WHAT YOU ARE ASKED TO DO - What is needed is a verbatim copy of the data, minus the pictures.

Element data from apps and pages
**********

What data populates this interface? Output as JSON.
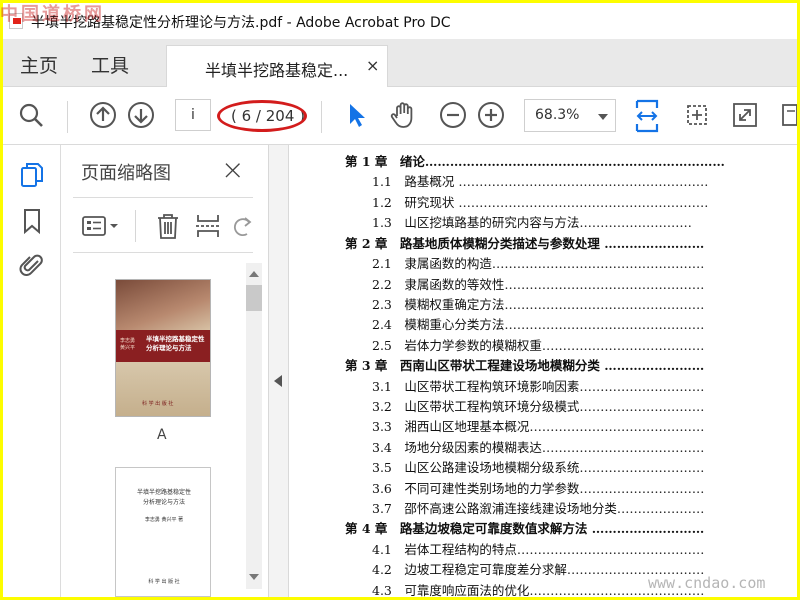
{
  "window": {
    "title": "半填半挖路基稳定性分析理论与方法.pdf - Adobe Acrobat Pro DC",
    "watermark_top": "中国道桥网",
    "watermark_bottom": "www.cndao.com"
  },
  "tabs": {
    "home": "主页",
    "tools": "工具",
    "document": "半填半挖路基稳定...",
    "close": "×"
  },
  "toolbar": {
    "page_input": "i",
    "page_count": "( 6 / 204 )",
    "zoom": "68.3%",
    "accent_color": "#1473e6",
    "annotation_color": "#d31c1c"
  },
  "thumbnails": {
    "title": "页面缩略图",
    "close": "×",
    "cover_title_line1": "半填半挖路基稳定性",
    "cover_title_line2": "分析理论与方法",
    "cover_authors_line1": "李志勇",
    "cover_authors_line2": "黄兴平",
    "cover_publisher": "科 学 出 版 社",
    "page1_label": "A",
    "page2_title_line1": "半填半挖路基稳定性",
    "page2_title_line2": "分析理论与方法",
    "page2_authors": "李志勇  黄兴平  著",
    "page2_publisher": "科 学 出 版 社"
  },
  "toc": [
    {
      "level": "chapter",
      "text": "第 1 章　绪论………………………………………………………………"
    },
    {
      "level": "section",
      "text": "1.1　路基概况 ……………………………………………………"
    },
    {
      "level": "section",
      "text": "1.2　研究现状 ……………………………………………………"
    },
    {
      "level": "section",
      "text": "1.3　山区挖填路基的研究内容与方法………………………"
    },
    {
      "level": "chapter",
      "text": "第 2 章　路基地质体模糊分类描述与参数处理 ……………………"
    },
    {
      "level": "section",
      "text": "2.1　隶属函数的构造……………………………………………"
    },
    {
      "level": "section",
      "text": "2.2　隶属函数的等效性…………………………………………"
    },
    {
      "level": "section",
      "text": "2.3　模糊权重确定方法…………………………………………"
    },
    {
      "level": "section",
      "text": "2.4　模糊重心分类方法…………………………………………"
    },
    {
      "level": "section",
      "text": "2.5　岩体力学参数的模糊权重…………………………………"
    },
    {
      "level": "chapter",
      "text": "第 3 章　西南山区带状工程建设场地模糊分类 ……………………"
    },
    {
      "level": "section",
      "text": "3.1　山区带状工程构筑环境影响因素…………………………"
    },
    {
      "level": "section",
      "text": "3.2　山区带状工程构筑环境分级模式…………………………"
    },
    {
      "level": "section",
      "text": "3.3　湘西山区地理基本概况……………………………………"
    },
    {
      "level": "section",
      "text": "3.4　场地分级因素的模糊表达…………………………………"
    },
    {
      "level": "section",
      "text": "3.5　山区公路建设场地模糊分级系统…………………………"
    },
    {
      "level": "section",
      "text": "3.6　不同可建性类别场地的力学参数…………………………"
    },
    {
      "level": "section",
      "text": "3.7　邵怀高速公路溆浦连接线建设场地分类…………………"
    },
    {
      "level": "chapter",
      "text": "第 4 章　路基边坡稳定可靠度数值求解方法 ………………………"
    },
    {
      "level": "section",
      "text": "4.1　岩体工程结构的特点………………………………………"
    },
    {
      "level": "section",
      "text": "4.2　边坡工程稳定可靠度差分求解……………………………"
    },
    {
      "level": "section",
      "text": "4.3　可靠度响应面法的优化……………………………………"
    }
  ]
}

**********

ANSWER TO THE EXERCISE -
What data populates this interface? Output as JSON.
{
  "window": {
    "title": "半填半挖路基稳定性分析理论与方法.pdf - Adobe Acrobat Pro DC",
    "watermark_top": "中国道桥网",
    "watermark_bottom": "www.cndao.com"
  },
  "tabs": {
    "home": "主页",
    "tools": "工具",
    "document": "半填半挖路基稳定...",
    "close": "×"
  },
  "toolbar": {
    "page_input": "i",
    "page_count": "( 6 / 204 )",
    "zoom": "68.3%",
    "accent_color": "#1473e6",
    "annotation_color": "#d31c1c"
  },
  "thumbnails": {
    "title": "页面缩略图",
    "close": "×",
    "cover_title_line1": "半填半挖路基稳定性",
    "cover_title_line2": "分析理论与方法",
    "cover_authors_line1": "李志勇",
    "cover_authors_line2": "黄兴平",
    "cover_publisher": "科 学 出 版 社",
    "page1_label": "A",
    "page2_title_line1": "半填半挖路基稳定性",
    "page2_title_line2": "分析理论与方法",
    "page2_authors": "李志勇  黄兴平  著",
    "page2_publisher": "科 学 出 版 社"
  },
  "toc": [
    {
      "level": "chapter",
      "text": "第 1 章　绪论………………………………………………………………"
    },
    {
      "level": "section",
      "text": "1.1　路基概况 ……………………………………………………"
    },
    {
      "level": "section",
      "text": "1.2　研究现状 ……………………………………………………"
    },
    {
      "level": "section",
      "text": "1.3　山区挖填路基的研究内容与方法………………………"
    },
    {
      "level": "chapter",
      "text": "第 2 章　路基地质体模糊分类描述与参数处理 ……………………"
    },
    {
      "level": "section",
      "text": "2.1　隶属函数的构造……………………………………………"
    },
    {
      "level": "section",
      "text": "2.2　隶属函数的等效性…………………………………………"
    },
    {
      "level": "section",
      "text": "2.3　模糊权重确定方法…………………………………………"
    },
    {
      "level": "section",
      "text": "2.4　模糊重心分类方法…………………………………………"
    },
    {
      "level": "section",
      "text": "2.5　岩体力学参数的模糊权重…………………………………"
    },
    {
      "level": "chapter",
      "text": "第 3 章　西南山区带状工程建设场地模糊分类 ……………………"
    },
    {
      "level": "section",
      "text": "3.1　山区带状工程构筑环境影响因素…………………………"
    },
    {
      "level": "section",
      "text": "3.2　山区带状工程构筑环境分级模式…………………………"
    },
    {
      "level": "section",
      "text": "3.3　湘西山区地理基本概况……………………………………"
    },
    {
      "level": "section",
      "text": "3.4　场地分级因素的模糊表达…………………………………"
    },
    {
      "level": "section",
      "text": "3.5　山区公路建设场地模糊分级系统…………………………"
    },
    {
      "level": "section",
      "text": "3.6　不同可建性类别场地的力学参数…………………………"
    },
    {
      "level": "section",
      "text": "3.7　邵怀高速公路溆浦连接线建设场地分类…………………"
    },
    {
      "level": "chapter",
      "text": "第 4 章　路基边坡稳定可靠度数值求解方法 ………………………"
    },
    {
      "level": "section",
      "text": "4.1　岩体工程结构的特点………………………………………"
    },
    {
      "level": "section",
      "text": "4.2　边坡工程稳定可靠度差分求解……………………………"
    },
    {
      "level": "section",
      "text": "4.3　可靠度响应面法的优化……………………………………"
    }
  ]
}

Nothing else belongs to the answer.